:: TASK ITEM ::
Below are records to repeat exactly. Omit the pictures from the copy.

[Component data from apps and pages]
● ● ● ● ● ● ●

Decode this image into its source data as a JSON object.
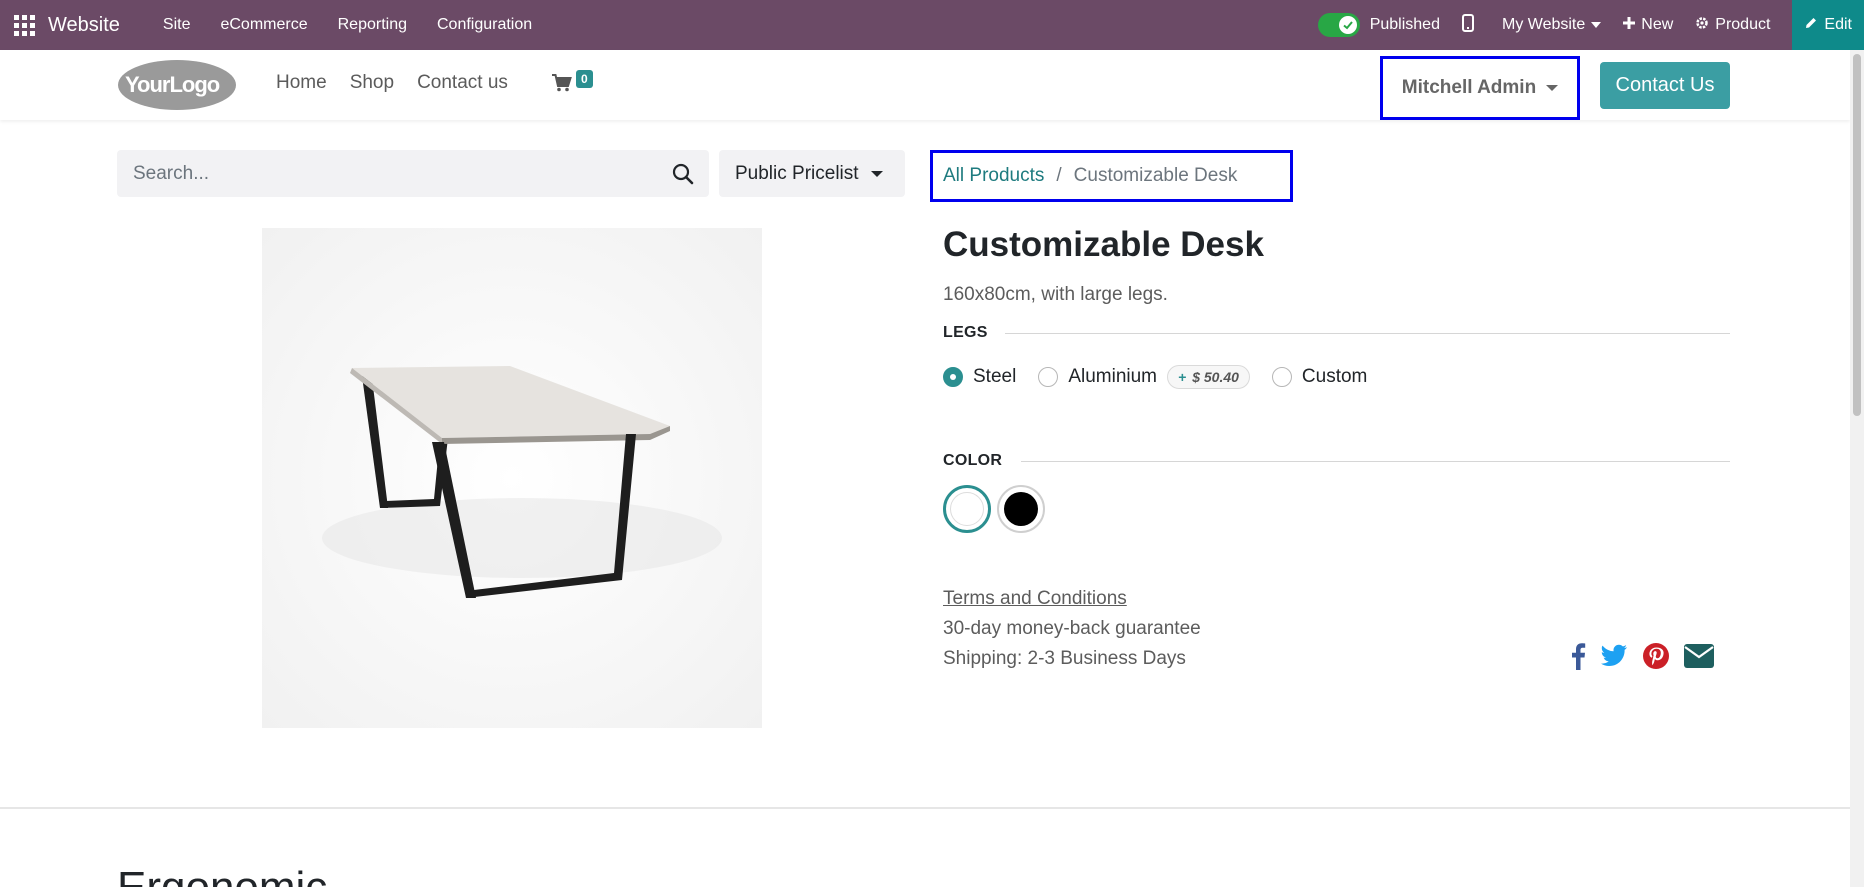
{
  "admin_bar": {
    "brand": "Website",
    "menu": [
      "Site",
      "eCommerce",
      "Reporting",
      "Configuration"
    ],
    "published_label": "Published",
    "website_label": "My Website",
    "new_label": "New",
    "product_label": "Product",
    "edit_label": "Edit"
  },
  "header": {
    "logo_text": "YourLogo",
    "nav": [
      "Home",
      "Shop",
      "Contact us"
    ],
    "cart_count": "0",
    "user_name": "Mitchell Admin",
    "contact_button": "Contact Us"
  },
  "toolbar": {
    "search_placeholder": "Search...",
    "pricelist": "Public Pricelist"
  },
  "breadcrumb": {
    "parent": "All Products",
    "separator": "/",
    "current": "Customizable Desk"
  },
  "product": {
    "title": "Customizable Desk",
    "description": "160x80cm, with large legs.",
    "legs_label": "LEGS",
    "legs_options": [
      {
        "label": "Steel",
        "checked": true
      },
      {
        "label": "Aluminium",
        "checked": false,
        "price_extra": "$ 50.40"
      },
      {
        "label": "Custom",
        "checked": false
      }
    ],
    "price_extra_plus": "+",
    "color_label": "COLOR",
    "colors": [
      {
        "name": "White",
        "hex": "#ffffff",
        "selected": true
      },
      {
        "name": "Black",
        "hex": "#000000",
        "selected": false
      }
    ],
    "terms": "Terms and Conditions",
    "guarantee": "30-day money-back guarantee",
    "shipping": "Shipping: 2-3 Business Days"
  },
  "share_icons": [
    "facebook-icon",
    "twitter-icon",
    "pinterest-icon",
    "email-icon"
  ],
  "section": {
    "title": "Ergonomic"
  },
  "colors": {
    "admin_bar": "#6b4a66",
    "accent": "#2b8f90",
    "edit": "#0e8a8a",
    "highlight_border": "#0000ee"
  }
}
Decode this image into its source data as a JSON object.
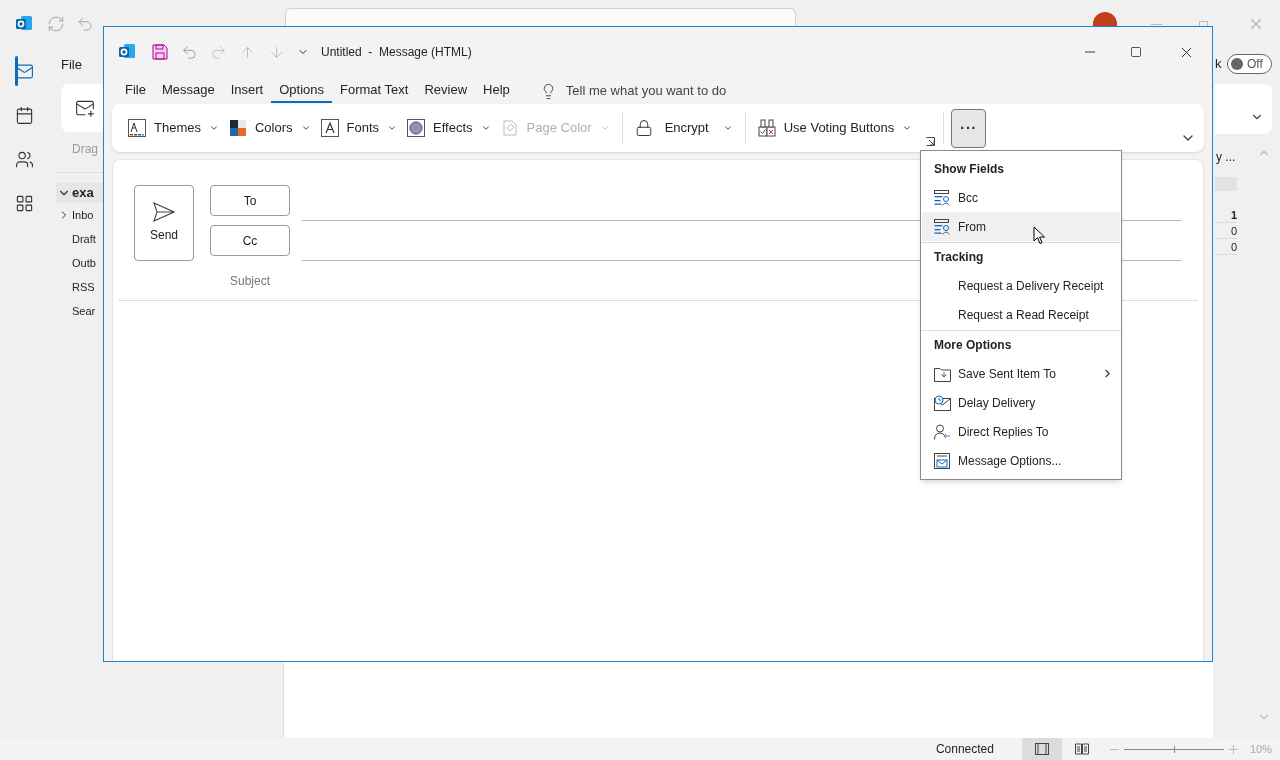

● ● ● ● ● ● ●

:: OUTPUT FOR THIS EXERCISE ::
Decode this image into its source data as a JSON object.
{
  "admin_bar": {
    "brand": "Website",
    "menu": [
      "Site",
      "eCommerce",
      "Reporting",
      "Configuration"
    ],
    "published_label": "Published",
    "website_label": "My Website",
    "new_label": "New",
    "product_label": "Product",
    "edit_label": "Edit"
  },
  "header": {
    "logo_text": "YourLogo",
    "nav": [
      "Home",
      "Shop",
      "Contact us"
    ],
    "cart_count": "0",
    "user_name": "Mitchell Admin",
    "contact_button": "Contact Us"
  },
  "toolbar": {
    "search_placeholder": "Search...",
    "pricelist": "Public Pricelist"
  },
  "breadcrumb": {
    "parent": "All Products",
    "separator": "/",
    "current": "Customizable Desk"
  },
  "product": {
    "title": "Customizable Desk",
    "description": "160x80cm, with large legs.",
    "legs_label": "LEGS",
    "legs_options": [
      {
        "label": "Steel",
        "checked": true
      },
      {
        "label": "Aluminium",
        "checked": false,
        "price_extra": "$ 50.40"
      },
      {
        "label": "Custom",
        "checked": false
      }
    ],
    "price_extra_plus": "+",
    "color_label": "COLOR",
    "colors": [
      {
        "name": "White",
        "hex": "#ffffff",
        "selected": true
      },
      {
        "name": "Black",
        "hex": "#000000",
        "selected": false
      }
    ],
    "terms": "Terms and Conditions",
    "guarantee": "30-day money-back guarantee",
    "shipping": "Shipping: 2-3 Business Days"
  },
  "share_icons": [
    "facebook-icon",
    "twitter-icon",
    "pinterest-icon",
    "email-icon"
  ],
  "section": {
    "title": "Ergonomic"
  },
  "colors": {
    "admin_bar": "#6b4a66",
    "accent": "#2b8f90",
    "edit": "#0e8a8a",
    "highlight_border": "#0000ee"
  }
}
Decode this image into its source data as a JSON object.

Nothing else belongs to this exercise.